[¶31] Vandall argues the trial court erred in awarding Trinity attorneys' fees. He argues he did not sue Trinity under N.D.C.C. § 34-01-20, and attorneys' fees should not be awarded under that statute.
[¶32] Attorney fees are not allowed to a successful litigant unless expressly authorized by statute. In re Estate of Lutz, 2000 ND 226, ¶ 33, 620 N.W.2d 589. Section 34-01-20(3), N.D.C.C. provides that "[i]n any action under this section, the court may award reasonable attorneys' fees to the prevailing party as part of the costs of litigation."
[¶33] In awarding Trinity attorneys' fees, the court recognized its "authority for the awarding an unspecified amount of reasonable attorney fees in N.D.C.C. § 34-01-20(3) was discretionary," and said "Vandall's legal action was obviously barred by the statute of limitations" in N.D.C.C. § 34-01-20. Vandall cannot escape the statute of limitations by pleading a common law action. See Sime v. Tvenge Assocs. Architects & Planners, P.C., 488 N.W.2d 606, 609 (N.D. 1992) (stating party cannot escape malpractice statute of limitations by simply couching complaint in terms of ordinary negligence). Although the statute of limitations in N.D.C.C. § 34-01-20 precludes Vandall's claim for retaliatory discharge, his complaint and arguments were premised upon a common law claim for retaliatory discharge, not a statutory claim. Vandall did not purport to sue Trinity under N.D.C.C. § 30-01-20, and the primary issue in the trial court and on appeal to this Court was whether Vandall could bring an action under the common law. Furthermore, this is the first case in which we have specifically considered an issue regarding the interrelationship of a provision in that statute and a common law claim for retaliation. We agree with Vandall that he should not suffer the detriment of an adverse award of attorney fees where he has not couched his complaint in terms of nor relied upon the statute.
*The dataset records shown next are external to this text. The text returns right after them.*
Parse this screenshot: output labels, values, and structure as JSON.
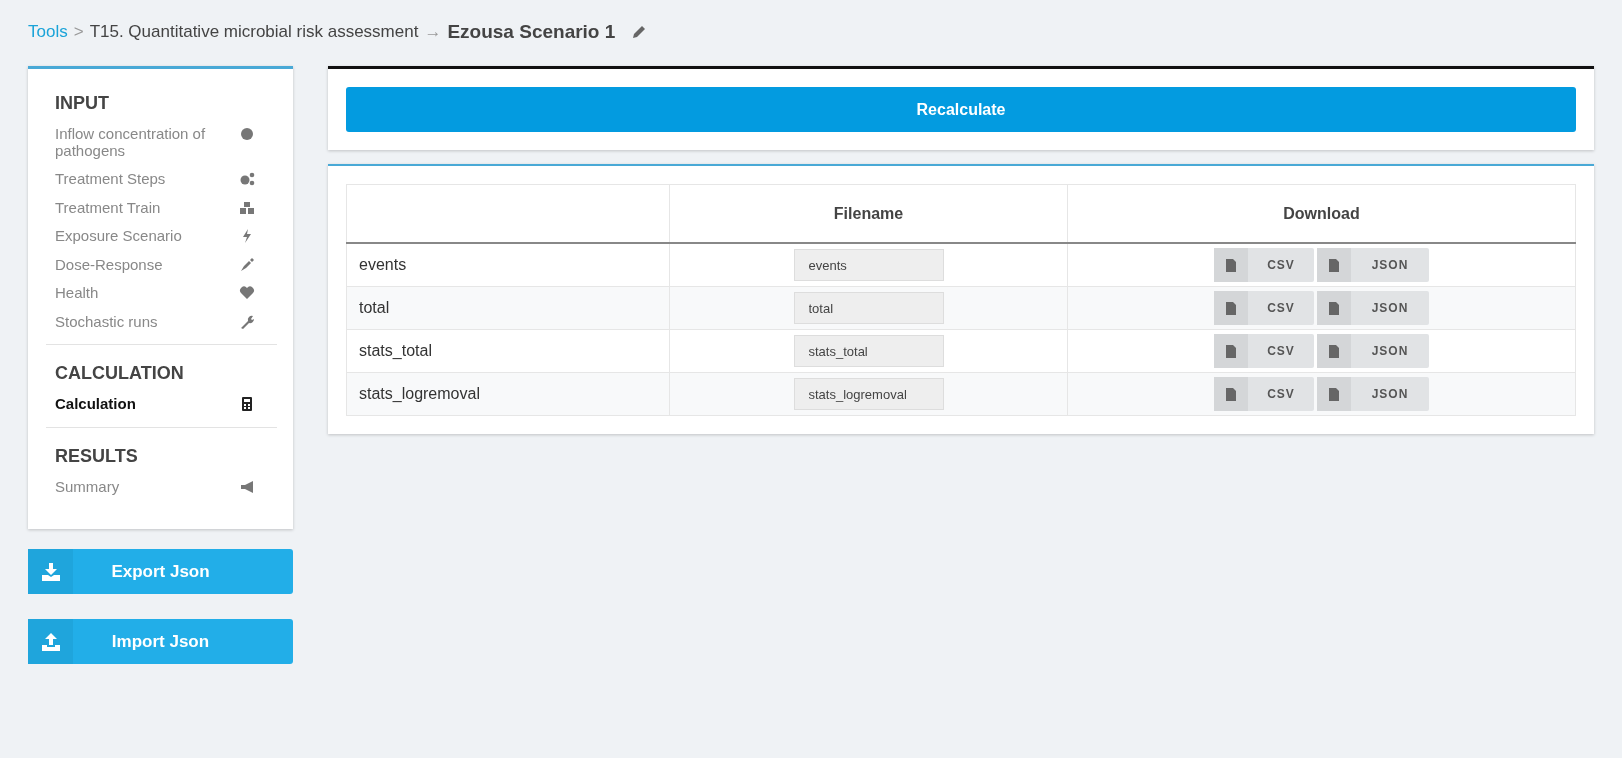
{
  "breadcrumb": {
    "root": "Tools",
    "separator_1": ">",
    "parent": "T15. Quantitative microbial risk assessment",
    "separator_2": "→",
    "current": "Ezousa Scenario 1"
  },
  "sidebar": {
    "sections": [
      {
        "title": "INPUT",
        "items": [
          {
            "label": "Inflow concentration of pathogens",
            "selected": false
          },
          {
            "label": "Treatment Steps",
            "selected": false
          },
          {
            "label": "Treatment Train",
            "selected": false
          },
          {
            "label": "Exposure Scenario",
            "selected": false
          },
          {
            "label": "Dose-Response",
            "selected": false
          },
          {
            "label": "Health",
            "selected": false
          },
          {
            "label": "Stochastic runs",
            "selected": false
          }
        ]
      },
      {
        "title": "CALCULATION",
        "items": [
          {
            "label": "Calculation",
            "selected": true
          }
        ]
      },
      {
        "title": "RESULTS",
        "items": [
          {
            "label": "Summary",
            "selected": false
          }
        ]
      }
    ]
  },
  "sidebar_buttons": [
    {
      "kind": "export",
      "label": "Export Json"
    },
    {
      "kind": "import",
      "label": "Import Json"
    }
  ],
  "recalculate_button": "Recalculate",
  "table": {
    "columns": [
      "",
      "Filename",
      "Download"
    ],
    "rows": [
      {
        "name": "events",
        "filename": "events",
        "downloads": [
          "CSV",
          "JSON"
        ]
      },
      {
        "name": "total",
        "filename": "total",
        "downloads": [
          "CSV",
          "JSON"
        ]
      },
      {
        "name": "stats_total",
        "filename": "stats_total",
        "downloads": [
          "CSV",
          "JSON"
        ]
      },
      {
        "name": "stats_logremoval",
        "filename": "stats_logremoval",
        "downloads": [
          "CSV",
          "JSON"
        ]
      }
    ]
  }
}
Under these circumstances, we conclude the trial court was without authority to award Trinity attorneys' fees under the statute.
[¶34] We affirm the judgment dismissing Vandall's complaint and reverse the award of attorneys' fees.
|[¶35]||Gerald W. VandeWalle, C.J.|
Dale V. Sandstrom
William A. Neumann
Mary Muehlen Maring
William F. Hodny, S.J.
[¶36] The Honorable William F. Hodny, Surrogate Judge, sitting in place of Kapsner, J., disqualified.